--- EXERCISE OBJECTIVE ---
Whenever a line carries the word "folder", pull it out of the entries.

--- RAW DATA ---

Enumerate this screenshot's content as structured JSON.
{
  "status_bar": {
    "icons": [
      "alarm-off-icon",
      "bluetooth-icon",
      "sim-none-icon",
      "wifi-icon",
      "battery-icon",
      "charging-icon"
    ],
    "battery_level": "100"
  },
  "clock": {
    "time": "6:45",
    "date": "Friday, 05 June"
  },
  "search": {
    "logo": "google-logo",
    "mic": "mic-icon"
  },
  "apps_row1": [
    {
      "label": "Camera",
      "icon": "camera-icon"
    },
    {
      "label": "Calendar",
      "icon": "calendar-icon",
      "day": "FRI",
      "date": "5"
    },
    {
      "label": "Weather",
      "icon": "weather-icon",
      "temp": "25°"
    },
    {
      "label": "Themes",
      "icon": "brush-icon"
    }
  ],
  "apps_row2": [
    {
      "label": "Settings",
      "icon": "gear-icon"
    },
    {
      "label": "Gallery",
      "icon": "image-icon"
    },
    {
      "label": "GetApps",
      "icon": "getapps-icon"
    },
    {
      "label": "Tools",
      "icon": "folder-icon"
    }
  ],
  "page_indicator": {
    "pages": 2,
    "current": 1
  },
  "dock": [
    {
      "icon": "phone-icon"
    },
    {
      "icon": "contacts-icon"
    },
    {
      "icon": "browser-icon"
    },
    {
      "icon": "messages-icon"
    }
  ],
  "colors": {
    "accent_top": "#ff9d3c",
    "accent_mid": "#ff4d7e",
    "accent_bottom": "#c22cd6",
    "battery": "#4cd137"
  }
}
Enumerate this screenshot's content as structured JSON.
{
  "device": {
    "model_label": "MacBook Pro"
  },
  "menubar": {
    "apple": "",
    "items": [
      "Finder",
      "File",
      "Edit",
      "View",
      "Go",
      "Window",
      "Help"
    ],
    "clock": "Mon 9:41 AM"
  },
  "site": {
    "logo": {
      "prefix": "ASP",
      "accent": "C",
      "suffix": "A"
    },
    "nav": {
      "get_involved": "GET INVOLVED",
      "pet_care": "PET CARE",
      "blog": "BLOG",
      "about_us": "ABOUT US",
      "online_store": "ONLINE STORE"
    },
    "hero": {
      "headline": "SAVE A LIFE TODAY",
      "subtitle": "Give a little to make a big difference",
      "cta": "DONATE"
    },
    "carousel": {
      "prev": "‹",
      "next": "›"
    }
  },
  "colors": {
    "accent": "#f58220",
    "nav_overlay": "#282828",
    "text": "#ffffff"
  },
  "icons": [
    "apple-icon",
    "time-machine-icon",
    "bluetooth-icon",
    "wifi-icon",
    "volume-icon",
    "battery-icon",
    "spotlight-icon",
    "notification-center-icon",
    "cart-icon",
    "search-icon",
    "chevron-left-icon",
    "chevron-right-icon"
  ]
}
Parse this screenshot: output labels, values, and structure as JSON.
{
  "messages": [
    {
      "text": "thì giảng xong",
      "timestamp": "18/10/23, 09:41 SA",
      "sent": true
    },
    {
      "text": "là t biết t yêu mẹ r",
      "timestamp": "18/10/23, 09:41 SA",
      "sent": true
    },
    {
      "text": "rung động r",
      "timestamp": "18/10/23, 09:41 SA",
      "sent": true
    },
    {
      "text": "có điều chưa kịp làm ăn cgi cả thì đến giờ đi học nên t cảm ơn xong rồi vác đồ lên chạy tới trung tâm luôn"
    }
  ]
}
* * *
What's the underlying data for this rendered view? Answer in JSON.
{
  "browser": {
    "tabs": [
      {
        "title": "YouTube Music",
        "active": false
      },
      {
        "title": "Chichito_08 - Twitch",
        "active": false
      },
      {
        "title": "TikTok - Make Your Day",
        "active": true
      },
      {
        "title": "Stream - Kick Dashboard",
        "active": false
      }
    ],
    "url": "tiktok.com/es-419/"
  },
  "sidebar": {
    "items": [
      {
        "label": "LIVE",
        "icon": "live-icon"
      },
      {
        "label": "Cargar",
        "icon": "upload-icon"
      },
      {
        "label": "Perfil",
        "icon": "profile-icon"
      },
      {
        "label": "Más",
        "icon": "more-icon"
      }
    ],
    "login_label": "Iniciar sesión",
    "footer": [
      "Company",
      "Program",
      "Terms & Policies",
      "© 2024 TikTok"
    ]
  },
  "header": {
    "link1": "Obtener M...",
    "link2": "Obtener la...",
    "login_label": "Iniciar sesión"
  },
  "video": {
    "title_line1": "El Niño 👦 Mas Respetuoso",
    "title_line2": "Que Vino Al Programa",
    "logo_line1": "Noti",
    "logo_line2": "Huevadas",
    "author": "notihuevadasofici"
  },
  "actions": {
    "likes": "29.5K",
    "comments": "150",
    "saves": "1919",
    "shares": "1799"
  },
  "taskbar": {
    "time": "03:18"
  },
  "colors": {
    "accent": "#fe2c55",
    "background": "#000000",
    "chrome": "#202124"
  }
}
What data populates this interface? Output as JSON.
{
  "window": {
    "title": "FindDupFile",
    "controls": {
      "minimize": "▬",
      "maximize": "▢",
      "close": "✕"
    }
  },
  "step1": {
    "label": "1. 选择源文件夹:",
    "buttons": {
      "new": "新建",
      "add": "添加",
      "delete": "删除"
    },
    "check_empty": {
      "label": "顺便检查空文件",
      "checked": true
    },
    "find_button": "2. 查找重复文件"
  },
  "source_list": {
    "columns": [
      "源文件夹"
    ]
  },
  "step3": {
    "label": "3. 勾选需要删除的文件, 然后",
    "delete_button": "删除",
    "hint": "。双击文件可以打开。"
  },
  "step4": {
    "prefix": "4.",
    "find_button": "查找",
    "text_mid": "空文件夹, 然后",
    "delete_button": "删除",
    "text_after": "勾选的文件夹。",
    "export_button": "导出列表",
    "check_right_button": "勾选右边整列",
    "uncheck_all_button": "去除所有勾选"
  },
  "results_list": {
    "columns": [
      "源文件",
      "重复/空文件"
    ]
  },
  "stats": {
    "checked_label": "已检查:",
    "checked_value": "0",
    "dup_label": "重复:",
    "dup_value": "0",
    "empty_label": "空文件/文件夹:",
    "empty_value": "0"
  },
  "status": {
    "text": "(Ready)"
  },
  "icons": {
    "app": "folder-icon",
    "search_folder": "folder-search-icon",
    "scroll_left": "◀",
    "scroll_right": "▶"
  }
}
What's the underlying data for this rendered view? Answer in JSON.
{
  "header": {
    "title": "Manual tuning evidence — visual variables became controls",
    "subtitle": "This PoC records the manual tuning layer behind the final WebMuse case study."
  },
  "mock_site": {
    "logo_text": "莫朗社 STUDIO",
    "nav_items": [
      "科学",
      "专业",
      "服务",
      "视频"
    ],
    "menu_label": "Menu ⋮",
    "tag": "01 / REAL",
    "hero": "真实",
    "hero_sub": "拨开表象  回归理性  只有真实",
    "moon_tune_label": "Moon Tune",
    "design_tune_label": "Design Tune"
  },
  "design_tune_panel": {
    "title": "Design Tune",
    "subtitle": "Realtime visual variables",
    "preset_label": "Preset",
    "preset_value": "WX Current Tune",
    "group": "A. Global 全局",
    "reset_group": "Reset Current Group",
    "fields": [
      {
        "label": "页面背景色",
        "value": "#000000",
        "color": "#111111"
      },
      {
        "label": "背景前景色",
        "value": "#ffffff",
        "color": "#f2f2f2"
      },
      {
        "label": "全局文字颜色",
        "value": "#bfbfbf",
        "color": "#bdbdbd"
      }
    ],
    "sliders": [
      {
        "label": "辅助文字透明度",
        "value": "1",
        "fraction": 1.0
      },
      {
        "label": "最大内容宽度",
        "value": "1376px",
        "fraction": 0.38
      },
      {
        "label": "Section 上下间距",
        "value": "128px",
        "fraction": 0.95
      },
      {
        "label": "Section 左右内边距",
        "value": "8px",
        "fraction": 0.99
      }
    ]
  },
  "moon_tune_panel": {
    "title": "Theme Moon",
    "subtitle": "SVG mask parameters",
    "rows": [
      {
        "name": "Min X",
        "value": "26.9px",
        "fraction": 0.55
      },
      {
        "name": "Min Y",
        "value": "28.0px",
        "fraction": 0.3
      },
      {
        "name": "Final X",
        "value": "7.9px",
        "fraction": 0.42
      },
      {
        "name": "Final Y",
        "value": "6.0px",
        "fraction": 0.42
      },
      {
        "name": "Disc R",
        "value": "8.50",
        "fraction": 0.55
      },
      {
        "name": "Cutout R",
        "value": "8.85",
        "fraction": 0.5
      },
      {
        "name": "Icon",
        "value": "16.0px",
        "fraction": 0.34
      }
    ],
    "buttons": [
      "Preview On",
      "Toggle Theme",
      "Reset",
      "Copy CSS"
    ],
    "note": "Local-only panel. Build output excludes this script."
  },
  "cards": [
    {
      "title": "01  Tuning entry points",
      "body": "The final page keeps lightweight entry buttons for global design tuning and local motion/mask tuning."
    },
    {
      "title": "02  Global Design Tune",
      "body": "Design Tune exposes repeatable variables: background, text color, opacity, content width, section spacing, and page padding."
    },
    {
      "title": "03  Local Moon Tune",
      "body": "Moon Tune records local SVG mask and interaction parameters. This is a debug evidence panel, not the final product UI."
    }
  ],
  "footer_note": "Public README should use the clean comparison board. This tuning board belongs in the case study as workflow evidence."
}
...
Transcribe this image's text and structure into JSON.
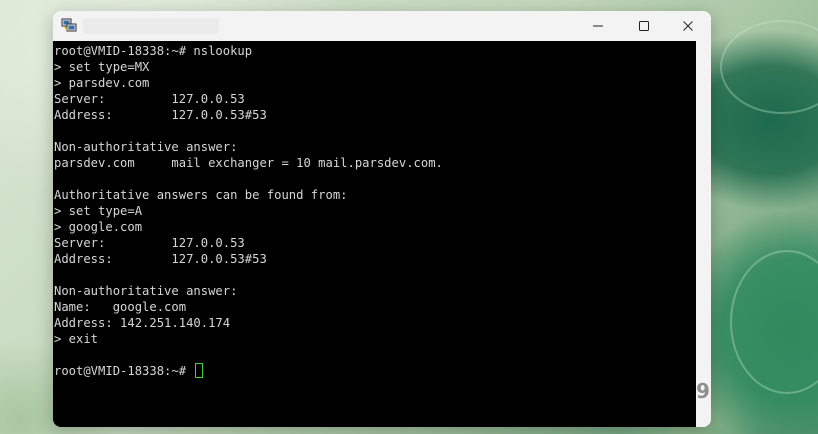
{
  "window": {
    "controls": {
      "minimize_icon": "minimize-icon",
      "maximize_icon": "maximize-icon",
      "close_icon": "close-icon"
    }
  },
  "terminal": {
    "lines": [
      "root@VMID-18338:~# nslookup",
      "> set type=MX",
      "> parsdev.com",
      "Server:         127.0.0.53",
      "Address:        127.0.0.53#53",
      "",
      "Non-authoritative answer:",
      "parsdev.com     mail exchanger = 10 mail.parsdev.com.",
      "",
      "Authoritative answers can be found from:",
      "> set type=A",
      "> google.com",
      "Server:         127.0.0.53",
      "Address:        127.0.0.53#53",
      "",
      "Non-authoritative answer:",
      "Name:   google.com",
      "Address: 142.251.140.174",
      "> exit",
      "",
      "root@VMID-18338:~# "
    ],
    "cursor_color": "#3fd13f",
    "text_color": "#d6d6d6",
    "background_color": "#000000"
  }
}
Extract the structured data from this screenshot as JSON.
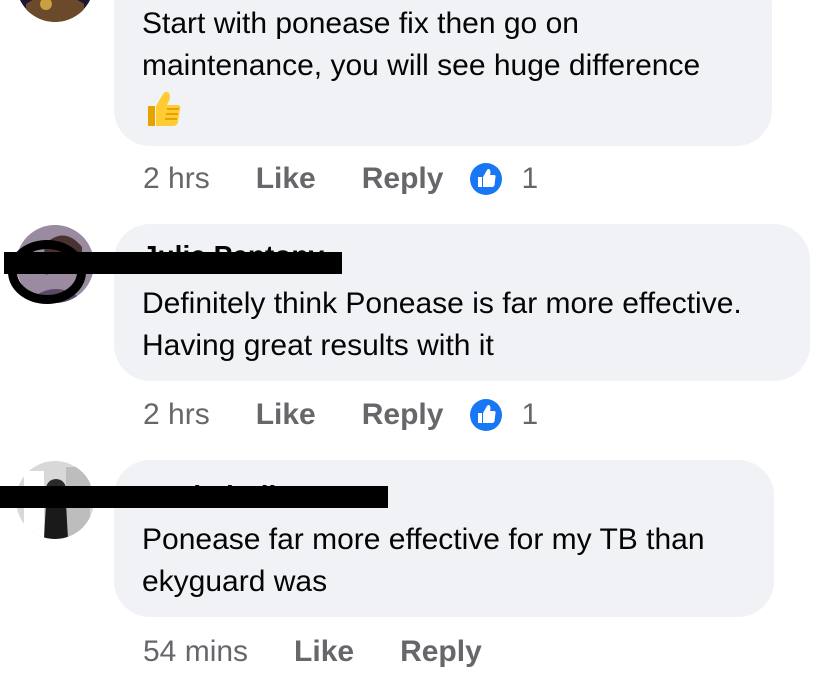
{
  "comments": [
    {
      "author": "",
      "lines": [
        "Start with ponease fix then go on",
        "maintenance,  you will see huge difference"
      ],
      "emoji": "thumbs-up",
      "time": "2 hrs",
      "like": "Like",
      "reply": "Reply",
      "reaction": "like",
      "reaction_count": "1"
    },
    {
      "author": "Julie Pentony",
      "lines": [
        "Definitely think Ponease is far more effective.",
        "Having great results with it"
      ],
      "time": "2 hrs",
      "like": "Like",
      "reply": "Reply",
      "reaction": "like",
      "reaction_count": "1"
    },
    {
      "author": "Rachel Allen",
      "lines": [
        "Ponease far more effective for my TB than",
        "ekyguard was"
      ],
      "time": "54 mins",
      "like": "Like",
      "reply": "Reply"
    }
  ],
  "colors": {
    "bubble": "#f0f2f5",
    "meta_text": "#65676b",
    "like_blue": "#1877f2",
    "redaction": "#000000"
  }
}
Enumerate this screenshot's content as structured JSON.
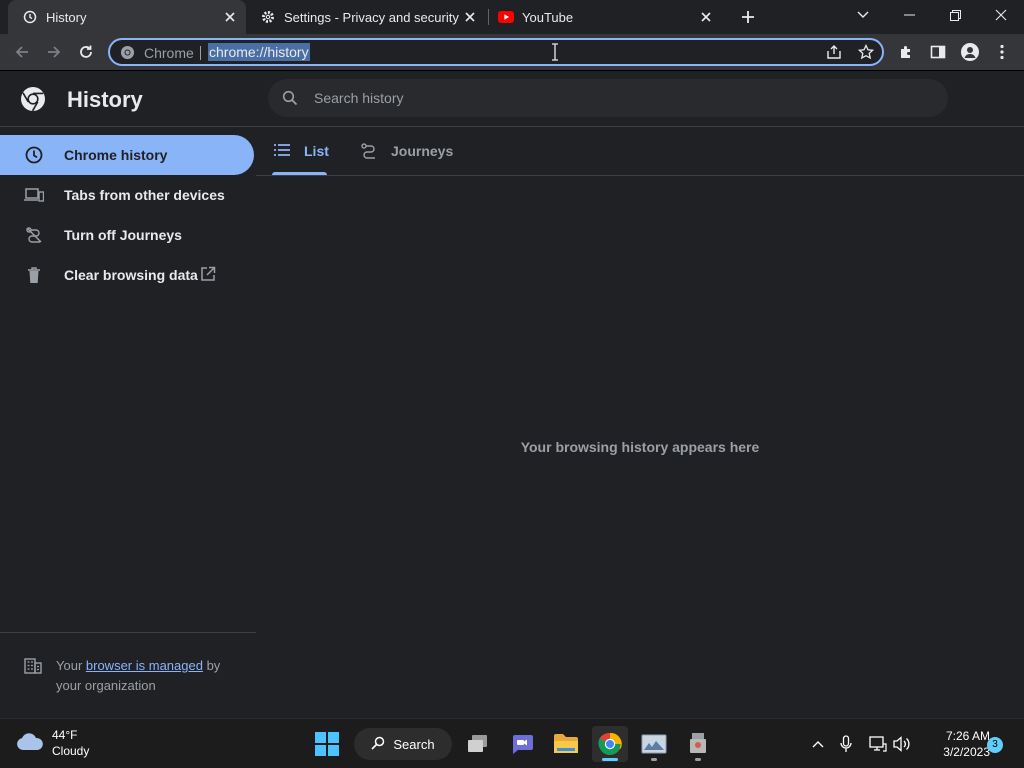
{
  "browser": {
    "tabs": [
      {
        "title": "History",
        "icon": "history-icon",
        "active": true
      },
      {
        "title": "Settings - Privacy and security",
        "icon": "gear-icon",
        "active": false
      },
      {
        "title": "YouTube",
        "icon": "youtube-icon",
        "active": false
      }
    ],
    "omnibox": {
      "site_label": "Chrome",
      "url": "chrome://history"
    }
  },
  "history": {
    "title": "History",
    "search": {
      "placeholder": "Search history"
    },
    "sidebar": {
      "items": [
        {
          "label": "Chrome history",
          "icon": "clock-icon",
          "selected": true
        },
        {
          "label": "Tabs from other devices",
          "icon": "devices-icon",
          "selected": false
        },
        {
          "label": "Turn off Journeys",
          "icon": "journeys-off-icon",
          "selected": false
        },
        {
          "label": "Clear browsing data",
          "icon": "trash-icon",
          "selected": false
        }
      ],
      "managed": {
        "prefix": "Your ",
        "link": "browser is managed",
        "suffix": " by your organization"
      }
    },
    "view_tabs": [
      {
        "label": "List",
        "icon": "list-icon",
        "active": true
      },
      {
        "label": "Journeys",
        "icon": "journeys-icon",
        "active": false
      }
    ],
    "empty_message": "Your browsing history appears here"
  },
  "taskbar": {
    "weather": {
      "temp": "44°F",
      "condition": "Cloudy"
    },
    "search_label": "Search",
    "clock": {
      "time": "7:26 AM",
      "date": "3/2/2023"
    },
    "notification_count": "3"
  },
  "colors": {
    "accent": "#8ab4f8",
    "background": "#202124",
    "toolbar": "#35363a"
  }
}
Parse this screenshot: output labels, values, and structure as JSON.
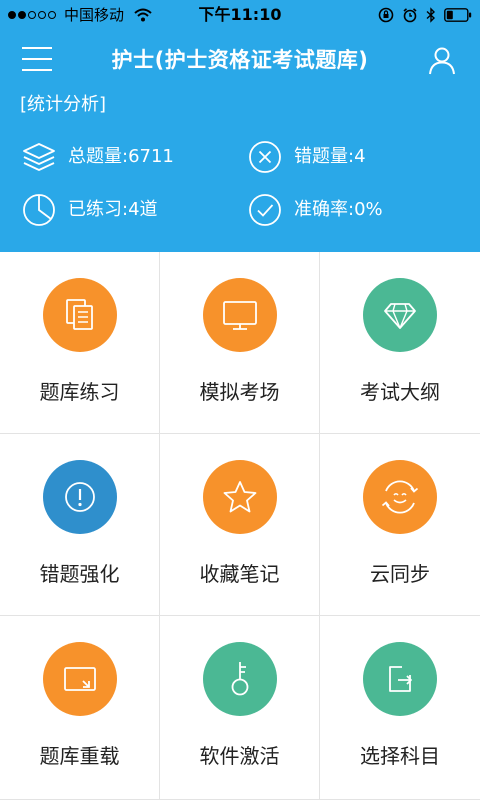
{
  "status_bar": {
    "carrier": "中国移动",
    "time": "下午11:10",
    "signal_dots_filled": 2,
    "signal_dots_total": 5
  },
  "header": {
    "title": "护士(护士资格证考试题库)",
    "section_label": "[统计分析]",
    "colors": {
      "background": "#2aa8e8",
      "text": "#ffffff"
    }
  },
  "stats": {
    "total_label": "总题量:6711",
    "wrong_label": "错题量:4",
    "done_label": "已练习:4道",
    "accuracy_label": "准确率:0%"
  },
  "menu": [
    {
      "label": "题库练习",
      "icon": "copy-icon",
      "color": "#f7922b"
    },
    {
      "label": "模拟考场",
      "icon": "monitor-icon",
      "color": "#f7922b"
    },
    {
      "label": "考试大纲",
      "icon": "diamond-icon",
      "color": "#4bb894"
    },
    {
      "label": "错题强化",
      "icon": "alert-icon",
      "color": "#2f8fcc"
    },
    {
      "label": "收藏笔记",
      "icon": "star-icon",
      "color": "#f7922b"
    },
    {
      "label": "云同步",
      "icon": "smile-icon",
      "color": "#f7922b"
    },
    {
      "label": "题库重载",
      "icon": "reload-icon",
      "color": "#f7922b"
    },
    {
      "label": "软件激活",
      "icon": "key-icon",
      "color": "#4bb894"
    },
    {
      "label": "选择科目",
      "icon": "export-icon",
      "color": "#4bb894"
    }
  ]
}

--- REPLY TO THE EXERCISE ---
      "icon": "folder-icon"
    "app": "folder-icon",
    "search_folder": "folder-search-icon",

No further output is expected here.